Networked Disruptions Online Exhibition


Networked Disruptions Curator's Essay

The River Runs Red (Isabelle Carbonell, 2019)

network, n.

1. Work (esp. manufactured work) in which threads, wires, etc., are crossed or interlaced in the fashion of a net; frequently applied to light fabric made of threads intersecting in this way.


2. b. A structure of this kind forming part of animal or plant tissue.

3. A chain or system of interconnected immaterial things.

4. a. Any netlike or complex system or collection of interrelated things, as topographical features, lines of transportation, or telecommunications routes (esp. telephone lines).


disruption, n.

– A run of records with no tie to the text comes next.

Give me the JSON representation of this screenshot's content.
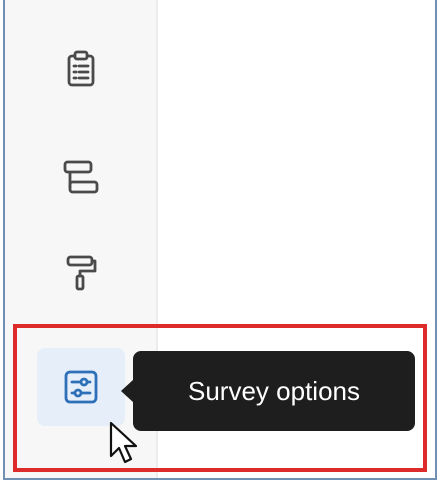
{
  "sidebar": {
    "items": [
      {
        "icon": "clipboard-icon",
        "active": false
      },
      {
        "icon": "layout-icon",
        "active": false
      },
      {
        "icon": "paint-roller-icon",
        "active": false
      },
      {
        "icon": "sliders-icon",
        "active": true
      }
    ]
  },
  "tooltip": {
    "text": "Survey options"
  },
  "colors": {
    "active_bg": "#e5eef9",
    "active_icon": "#2d6fb8",
    "icon": "#4a4a4a",
    "tooltip_bg": "#1e1e1e",
    "highlight": "#dd2a2a",
    "frame_border": "#6f8fb5"
  }
}
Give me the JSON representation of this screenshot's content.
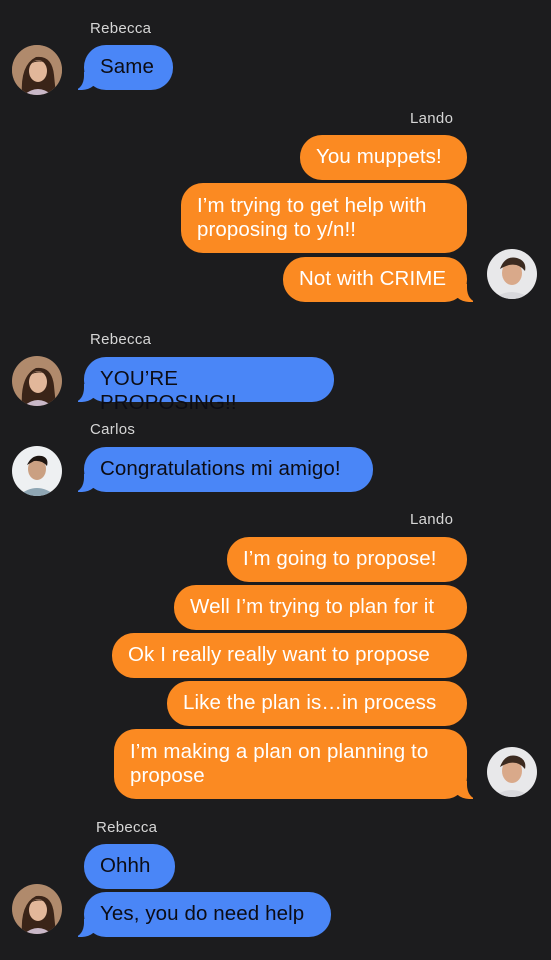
{
  "colors": {
    "background": "#1c1c1e",
    "incoming_bubble": "#4a86f7",
    "outgoing_bubble": "#fb8a22"
  },
  "avatars": {
    "rebecca": "woman-portrait-avatar",
    "lando": "man-portrait-avatar",
    "carlos": "man-portrait-avatar"
  },
  "messages": {
    "g1": {
      "sender": "Rebecca",
      "m1": "Same"
    },
    "g2": {
      "sender": "Lando",
      "m1": "You muppets!",
      "m2": "I’m trying to get help with\nproposing to y/n!!",
      "m3": "Not with CRIME"
    },
    "g3": {
      "sender": "Rebecca",
      "m1": "YOU’RE PROPOSING!!"
    },
    "g4": {
      "sender": "Carlos",
      "m1": "Congratulations mi amigo!"
    },
    "g5": {
      "sender": "Lando",
      "m1": "I’m going to propose!",
      "m2": "Well I’m trying to plan for it",
      "m3": "Ok I really really want to propose",
      "m4": "Like the plan is…in process",
      "m5": "I’m making a plan on planning to\npropose"
    },
    "g6": {
      "sender": "Rebecca",
      "m1": "Ohhh",
      "m2": "Yes, you do need help"
    }
  }
}
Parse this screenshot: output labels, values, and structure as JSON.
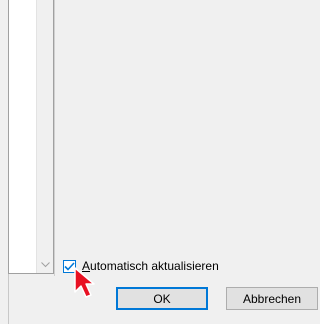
{
  "dialog": {
    "listbox": {
      "scroll_down_icon": "chevron-down-icon"
    },
    "auto_update": {
      "checked": true,
      "label_first_letter": "A",
      "label_rest": "utomatisch aktualisieren"
    },
    "buttons": {
      "ok_label": "OK",
      "cancel_label": "Abbrechen"
    },
    "colors": {
      "accent": "#0078d7",
      "cursor": "#e81123"
    }
  }
}
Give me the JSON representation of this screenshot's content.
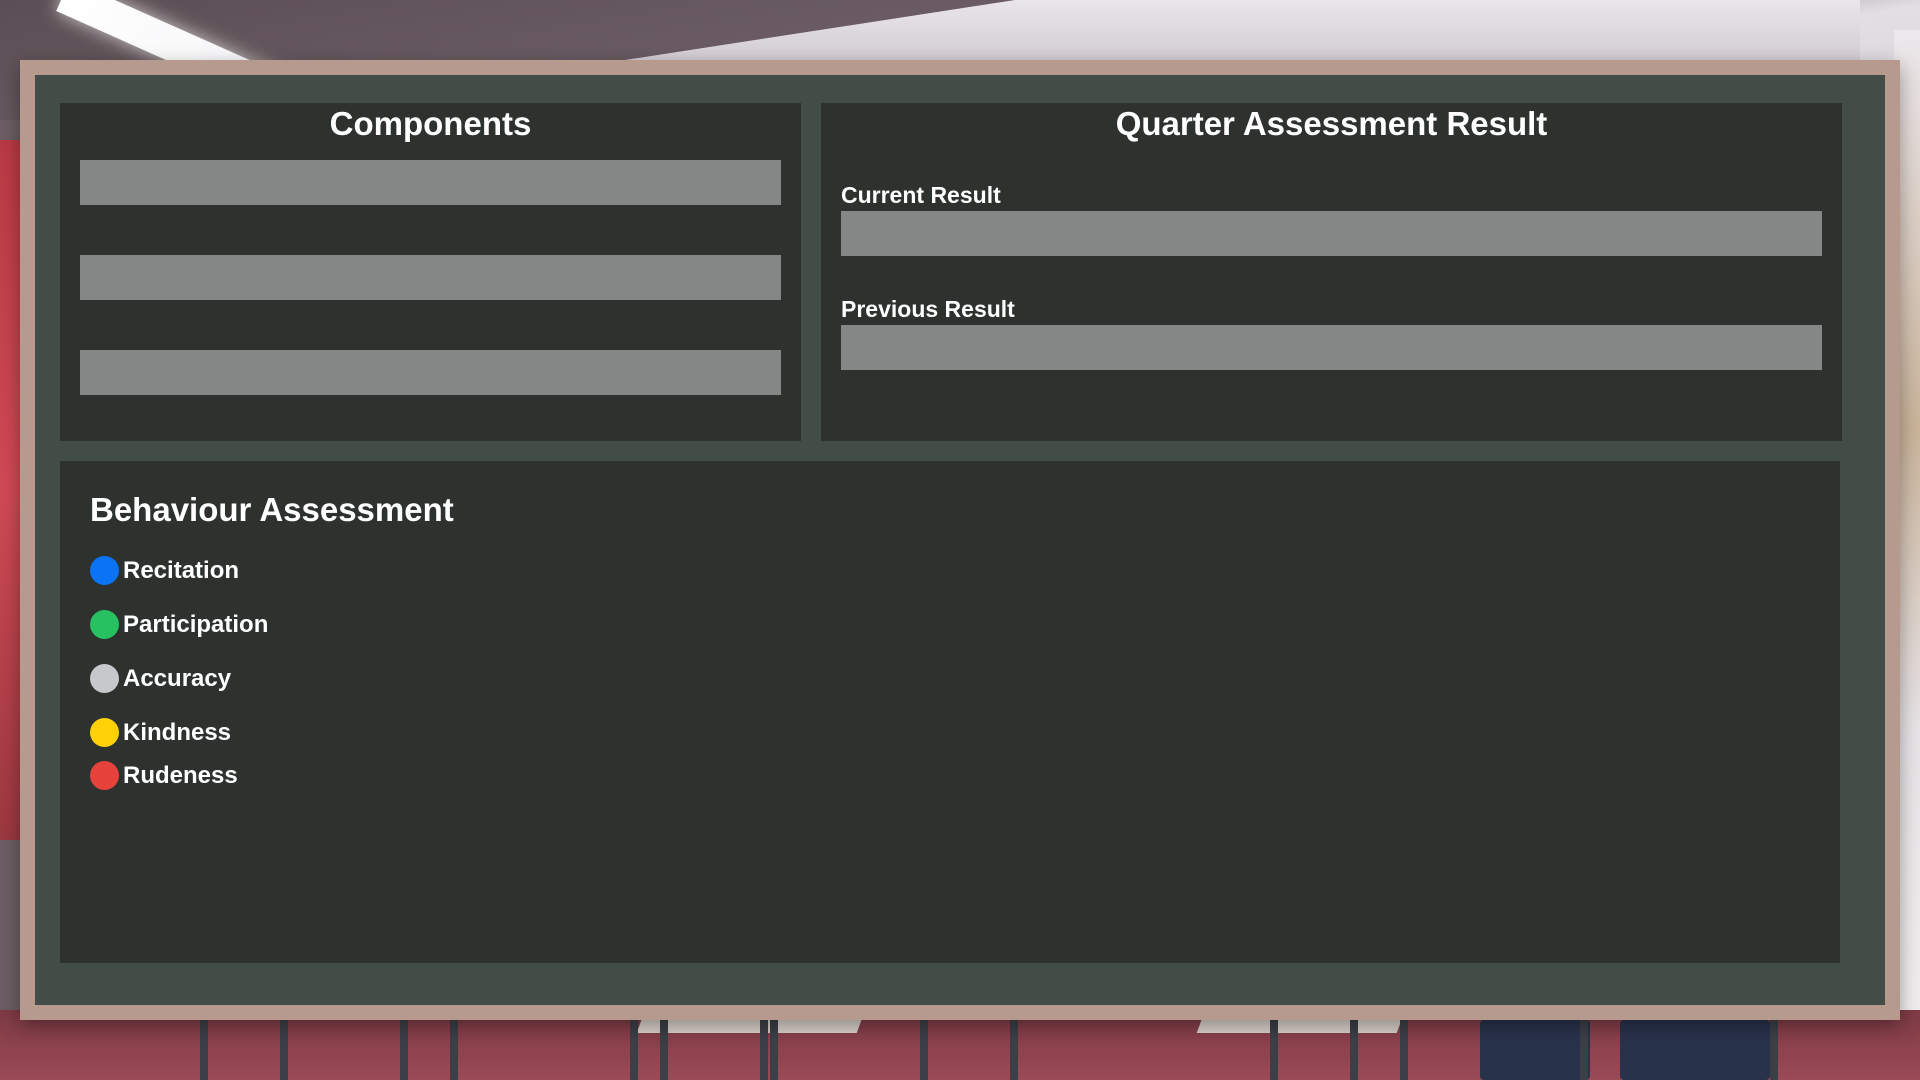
{
  "components": {
    "title": "Components",
    "rows": [
      "",
      "",
      ""
    ]
  },
  "quarter": {
    "title": "Quarter Assessment Result",
    "current_label": "Current Result",
    "current_value": "",
    "previous_label": "Previous Result",
    "previous_value": ""
  },
  "behaviour": {
    "title": "Behaviour Assessment",
    "legend": [
      {
        "label": "Recitation",
        "color": "#0a74f5",
        "icon": "blue-dot-icon"
      },
      {
        "label": "Participation",
        "color": "#27c162",
        "icon": "green-dot-icon"
      },
      {
        "label": "Accuracy",
        "color": "#c6c8cc",
        "icon": "gray-dot-icon"
      },
      {
        "label": "Kindness",
        "color": "#fed008",
        "icon": "yellow-dot-icon"
      },
      {
        "label": "Rudeness",
        "color": "#e6413a",
        "icon": "red-dot-icon"
      }
    ]
  },
  "colors": {
    "board": "#424d48",
    "panel": "#2d322f",
    "bar": "#858786",
    "frame": "#b59a8d"
  }
}
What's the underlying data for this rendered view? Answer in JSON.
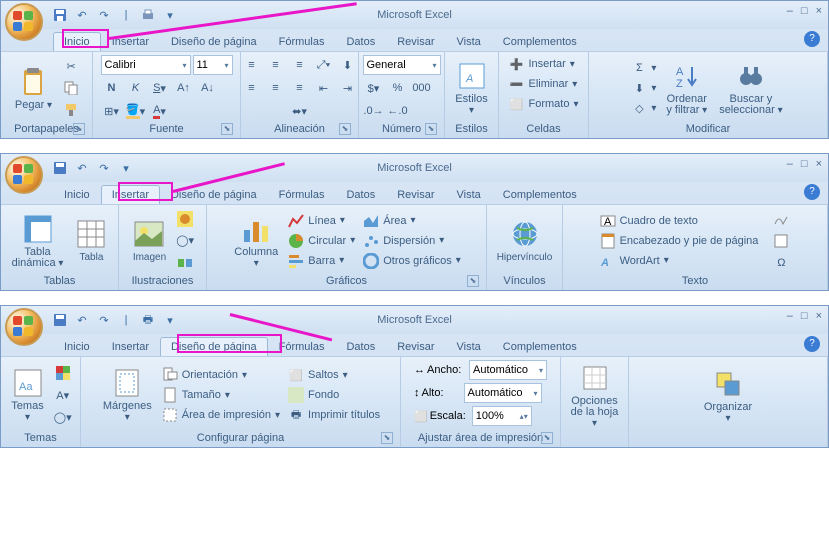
{
  "app_title": "Microsoft Excel",
  "tabs": [
    "Inicio",
    "Insertar",
    "Diseño de página",
    "Fórmulas",
    "Datos",
    "Revisar",
    "Vista",
    "Complementos"
  ],
  "window1": {
    "active_tab": "Inicio",
    "clipboard": {
      "label": "Portapapeles",
      "paste": "Pegar"
    },
    "font": {
      "label": "Fuente",
      "name": "Calibri",
      "size": "11"
    },
    "alignment": {
      "label": "Alineación"
    },
    "number": {
      "label": "Número",
      "format": "General"
    },
    "styles": {
      "label": "Estilos",
      "btn": "Estilos"
    },
    "cells": {
      "label": "Celdas",
      "insert": "Insertar",
      "delete": "Eliminar",
      "format": "Formato"
    },
    "editing": {
      "label": "Modificar",
      "sort": "Ordenar\ny filtrar",
      "find": "Buscar y\nseleccionar"
    }
  },
  "window2": {
    "active_tab": "Insertar",
    "tables": {
      "label": "Tablas",
      "pivot": "Tabla\ndinámica",
      "table": "Tabla"
    },
    "illustrations": {
      "label": "Ilustraciones",
      "image": "Imagen"
    },
    "charts": {
      "label": "Gráficos",
      "column": "Columna",
      "line": "Línea",
      "pie": "Circular",
      "bar": "Barra",
      "area": "Área",
      "scatter": "Dispersión",
      "other": "Otros gráficos"
    },
    "links": {
      "label": "Vínculos",
      "hyperlink": "Hipervínculo"
    },
    "text": {
      "label": "Texto",
      "textbox": "Cuadro de texto",
      "header": "Encabezado y pie de página",
      "wordart": "WordArt"
    }
  },
  "window3": {
    "active_tab": "Diseño de página",
    "themes": {
      "label": "Temas",
      "btn": "Temas"
    },
    "pagesetup": {
      "label": "Configurar página",
      "margins": "Márgenes",
      "orientation": "Orientación",
      "size": "Tamaño",
      "printarea": "Área de impresión",
      "breaks": "Saltos",
      "background": "Fondo",
      "titles": "Imprimir títulos"
    },
    "scalefit": {
      "label": "Ajustar área de impresión",
      "width": "Ancho:",
      "height": "Alto:",
      "scale": "Escala:",
      "auto": "Automático",
      "pct": "100%"
    },
    "sheetopts": {
      "label": "Opciones\nde la hoja"
    },
    "arrange": {
      "label": "Organizar"
    }
  }
}
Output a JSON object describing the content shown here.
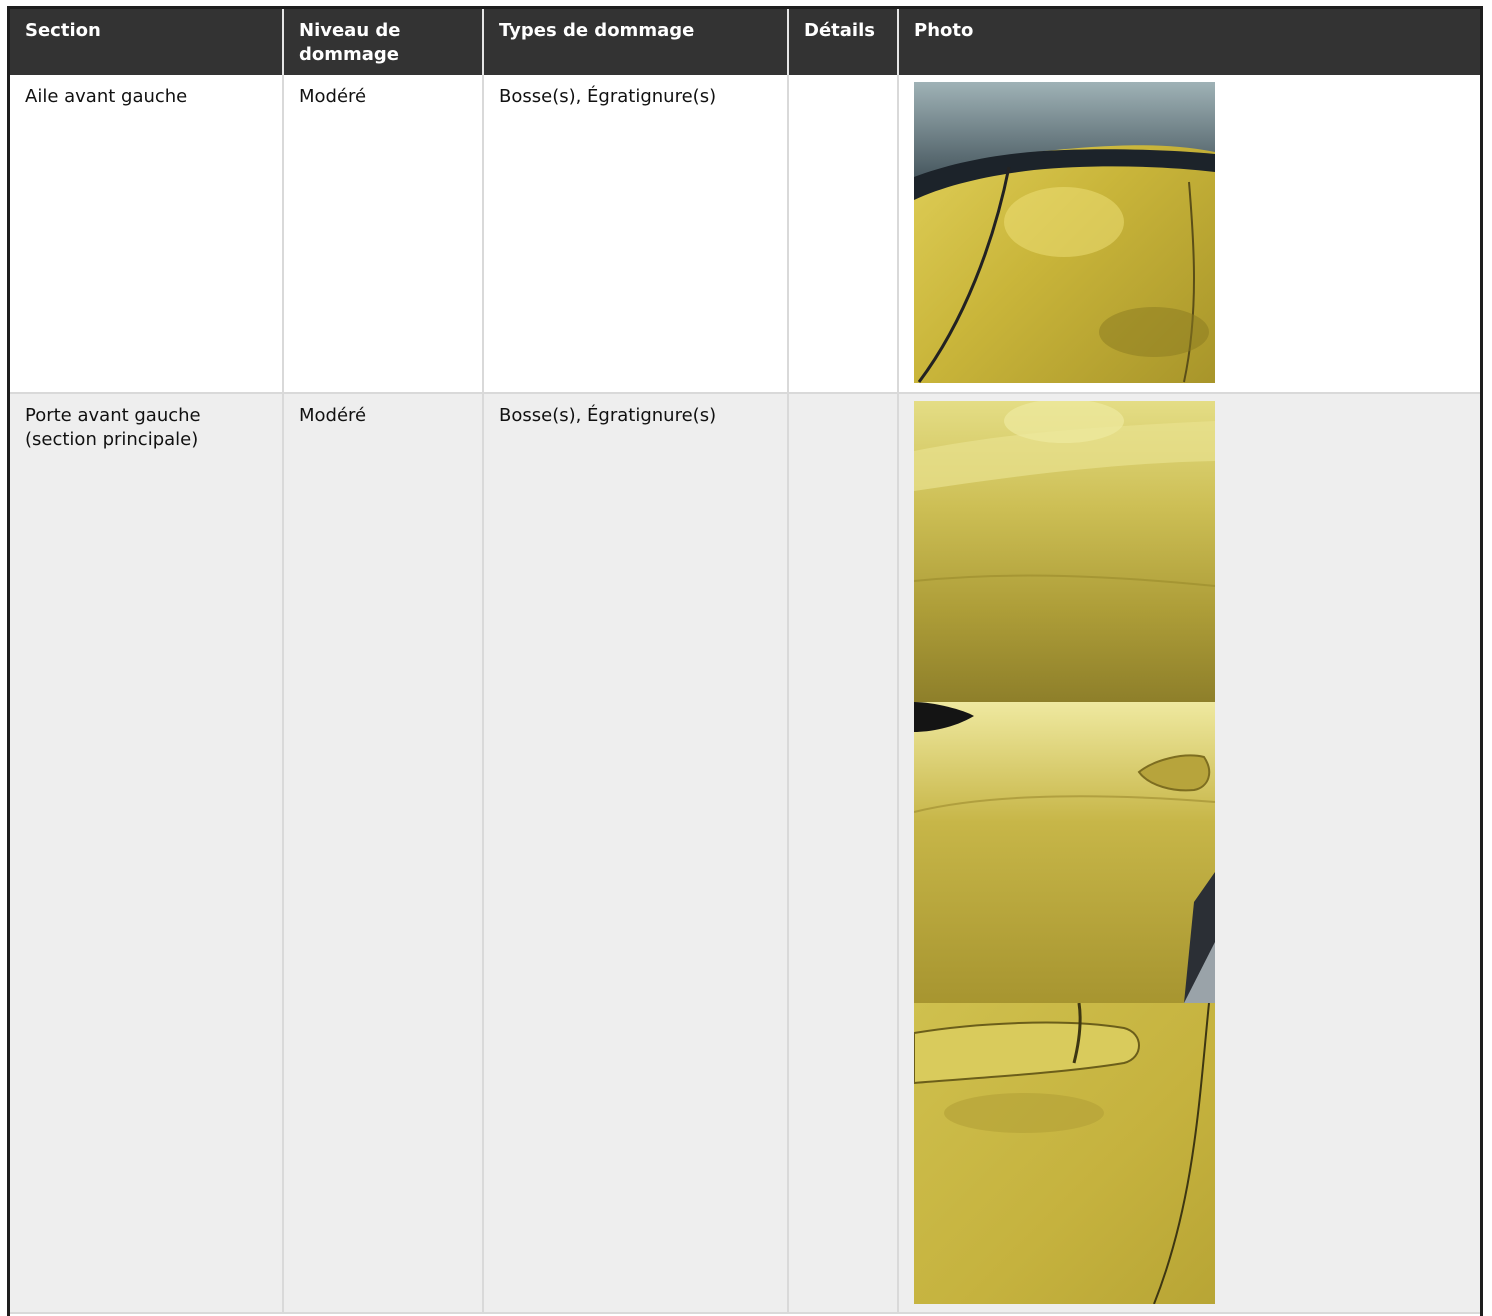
{
  "table": {
    "headers": [
      "Section",
      "Niveau de dommage",
      "Types de dommage",
      "Détails",
      "Photo"
    ],
    "rows": [
      {
        "section": "Aile avant gauche",
        "niveau": "Modéré",
        "types": "Bosse(s), Égratignure(s)",
        "details": "",
        "photos": [
          "car-fender-photo"
        ]
      },
      {
        "section": "Porte avant gauche (section principale)",
        "niveau": "Modéré",
        "types": "Bosse(s), Égratignure(s)",
        "details": "",
        "photos": [
          "car-door-photo-1",
          "car-door-photo-2",
          "car-door-photo-3"
        ]
      }
    ]
  },
  "colors": {
    "header_bg": "#333333",
    "header_text": "#ffffff",
    "row_alt_bg": "#eeeeee",
    "car_paint": "#c9b53a"
  }
}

1. The action of rending or bursting asunder; violent dissolution of continuity; forcible severance.

2. A disrupted condition; a disrupted part or place, a rent.







— Oxford English Dictionary (OED)


The theme for the online exhibition at FLEFF 2019, Networked Disruptions, suggests a tension between harmonious collaboration and violent discord.

We live in a world where we can communicate across vast networks in what seems like real time. We can travel to cities on the other side of the planet and recognize the same global brands we find at home. We are all on Facebook or WeeChat or some other free-to-use applications. Disruptions in service often seem rare.

We also live in a world where disruptions are common. The systems born of Western Enlightenment thinking never really worked. The elections were always rigged. The playing field was never intended to be level.

Disruptions to networks of governance are increasingly common in the so-called great democracies of our times. People in some of the most powerful parts of the world, notably the United States and the European Union, but also in India and Israel, are coming to terms with the effects of the Web 2.0 and Web 3.0.

Social media is increasingly understood as divisive. IT corporations that announced Web 2.0 are generally believed to have perfect algorithms to aggregate anxieties and desires into marketing revenue. Web 3.0 is invasive. Not only is Alexa listening for our commands, but Amazon employees are listening to our conversations recorded by the bot, transforming us into unpaid labor in product development.

This exhibition looks for ways to evade the invasive aspects of networks and locate productive disruptions.

Disruptions stop the flow of events, ideas, processes, and structures. They produce breaks, fissures, and stoppages where old flows are halted and new ones can emerge.  Disruptions can be productive, as they are in technological and political revolutions, or they can be destabilizing and counterproductive, as in severe weather patterns and market volatilities. 

Global warming’s disruptions result in unwanted environmental changes. They give rise to rising air and water temperatures, to rising water and toxicity levels, to rising fears and anxieties. Disrupting consumerist habits, such as our use of cheap fossil fuels to power single-person or single-family modes of transport and produce single-use, “disposable” plastics, is an urgent response that can be distributed across the world.

Networked disruptions consist of outages, censorship, violations of privacy, and identity thefts. Hackers and artists have often worked to unlock content and interrupt the algorithms that narrow the aggregated information in our search engine results or our social media feeds.

This exhibition features projects that explore disruptions in relation to both our natural and virtual environments. They address a range of issues that might at first seem unconnected to our shared environment and make manifest the linkages and relationships among them.

Projects include the danger of toxins from iron-ore processing in Brazil, the precarity of environmentalist data in the United States under the current administration, and the popular illusion that recycling and reusing can un-pollute our planet. These and others explore the array of human and nonhuman actors in our physical and virtual environments.